TASK REQUIREMENTS => Copy every line that contains the string "value" from the entries below.
++++ DATA ++++
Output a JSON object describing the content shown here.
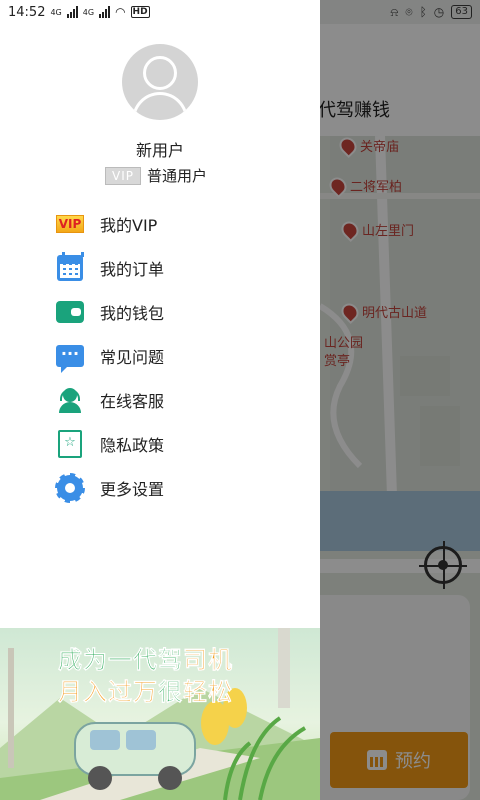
{
  "status_bar": {
    "time": "14:52",
    "network_1": "4G",
    "network_2": "4G",
    "hd_label": "HD",
    "battery": "63"
  },
  "background": {
    "title": "代驾赚钱",
    "pois": [
      "关帝庙",
      "二将军柏",
      "山左里门",
      "明代古山道",
      "山公园",
      "赏亭"
    ],
    "book_button": "预约"
  },
  "drawer": {
    "user": {
      "name": "新用户",
      "badge": "VIP",
      "level": "普通用户"
    },
    "menu": [
      {
        "label": "我的VIP",
        "icon": "vip-icon",
        "icon_text": "VIP"
      },
      {
        "label": "我的订单",
        "icon": "calendar-icon"
      },
      {
        "label": "我的钱包",
        "icon": "wallet-icon"
      },
      {
        "label": "常见问题",
        "icon": "chat-bubble-icon"
      },
      {
        "label": "在线客服",
        "icon": "customer-service-icon"
      },
      {
        "label": "隐私政策",
        "icon": "privacy-book-icon"
      },
      {
        "label": "更多设置",
        "icon": "gear-icon"
      }
    ],
    "banner": {
      "line1_green": "成为一代驾",
      "line1_orange": "司机",
      "line2_orange_a": "月入过万",
      "line2_green": "很",
      "line2_orange_b": "轻松"
    }
  },
  "colors": {
    "accent_blue": "#3a8ee6",
    "accent_green": "#1aa37c",
    "accent_orange": "#f39a17",
    "poi_red": "#c8463d"
  }
}
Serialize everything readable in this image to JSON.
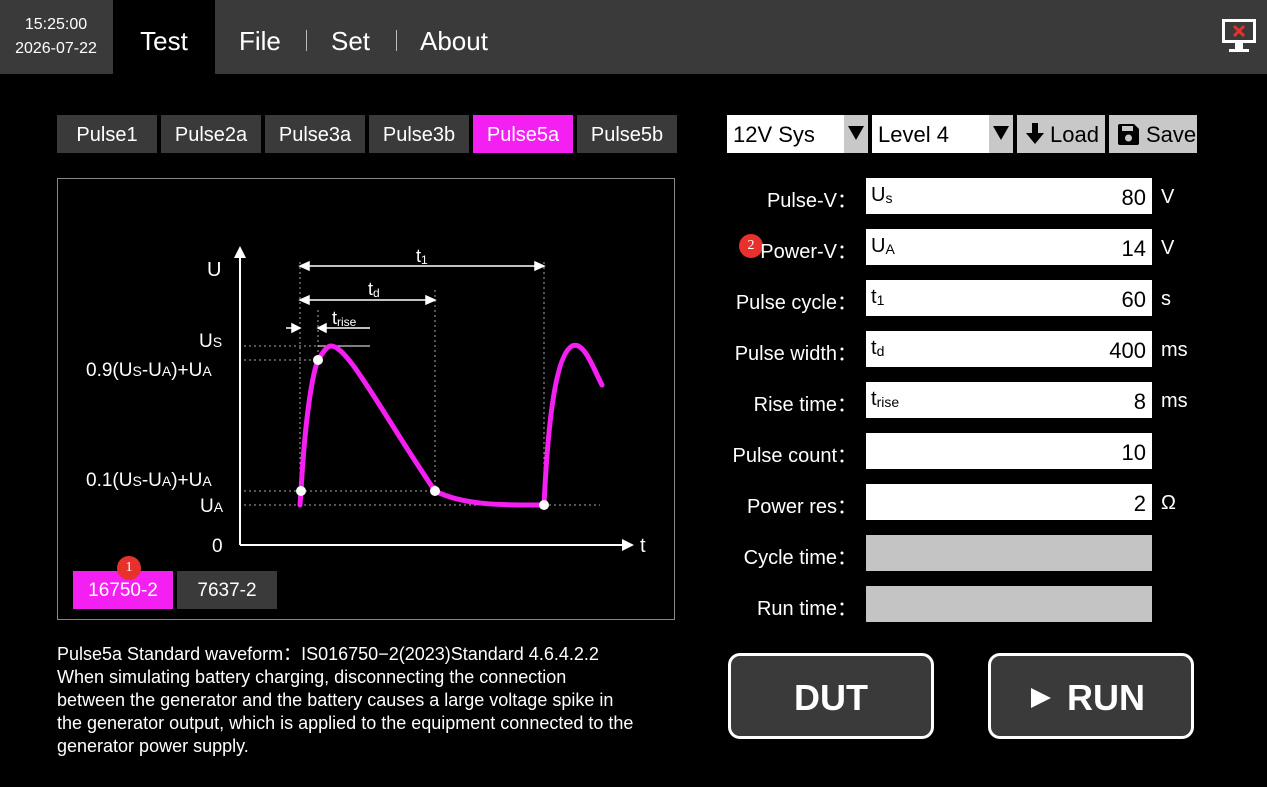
{
  "clock": {
    "time": "15:25:00",
    "date": "2026-07-22"
  },
  "menu": {
    "test": "Test",
    "file": "File",
    "set": "Set",
    "about": "About"
  },
  "pulse_tabs": [
    "Pulse1",
    "Pulse2a",
    "Pulse3a",
    "Pulse3b",
    "Pulse5a",
    "Pulse5b"
  ],
  "active_pulse_tab": "Pulse5a",
  "waveform": {
    "axis_u": "U",
    "axis_t": "t",
    "t1": "t",
    "t1_sub": "1",
    "td": "t",
    "td_sub": "d",
    "trise": "t",
    "trise_sub": "rise",
    "us": "U",
    "us_sub": "S",
    "l09a": "0.9(U",
    "l09b": "S",
    "l09c": "-U",
    "l09d": "A",
    "l09e": ")+U",
    "l09f": "A",
    "l01a": "0.1(U",
    "l01b": "S",
    "l01c": "-U",
    "l01d": "A",
    "l01e": ")+U",
    "l01f": "A",
    "ua": "U",
    "ua_sub": "A",
    "zero": "0"
  },
  "standards": [
    "16750-2",
    "7637-2"
  ],
  "badges": {
    "one": "1",
    "two": "2"
  },
  "description": {
    "line1": "Pulse5a Standard waveform：IS016750−2(2023)Standard 4.6.4.2.2",
    "line2": "When simulating battery charging, disconnecting the connection",
    "line3": "between the generator and the battery causes a large voltage spike in",
    "line4": "the generator output, which is applied to the equipment connected to the",
    "line5": "generator power supply."
  },
  "controls": {
    "system": "12V Sys",
    "level": "Level 4",
    "load": "Load",
    "save": "Save"
  },
  "params": {
    "pulse_v": {
      "label": "Pulse-V：",
      "sym": "U",
      "sub": "s",
      "value": "80",
      "unit": "V"
    },
    "power_v": {
      "label": "Power-V：",
      "sym": "U",
      "sub": "A",
      "value": "14",
      "unit": "V"
    },
    "pulse_cycle": {
      "label": "Pulse cycle：",
      "sym": "t",
      "sub": "1",
      "value": "60",
      "unit": "s"
    },
    "pulse_width": {
      "label": "Pulse width：",
      "sym": "t",
      "sub": "d",
      "value": "400",
      "unit": "ms"
    },
    "rise_time": {
      "label": "Rise time：",
      "sym": "t",
      "sub": "rise",
      "value": "8",
      "unit": "ms"
    },
    "pulse_count": {
      "label": "Pulse count：",
      "value": "10"
    },
    "power_res": {
      "label": "Power res：",
      "value": "2",
      "unit": "Ω"
    },
    "cycle_time": {
      "label": "Cycle time：",
      "value": ""
    },
    "run_time": {
      "label": "Run time：",
      "value": ""
    }
  },
  "buttons": {
    "dut": "DUT",
    "run": "RUN"
  },
  "colors": {
    "accent": "#f41ff1",
    "badge": "#e8302c",
    "panel": "#3a3a3a"
  }
}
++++
OUTPUT FOR THIS EXERCISE =>
      "value": "80",
      "value": "14",
      "value": "60",
      "value": "400",
      "value": "8",
      "value": "10"
      "value": "2",
      "value": ""
      "value": ""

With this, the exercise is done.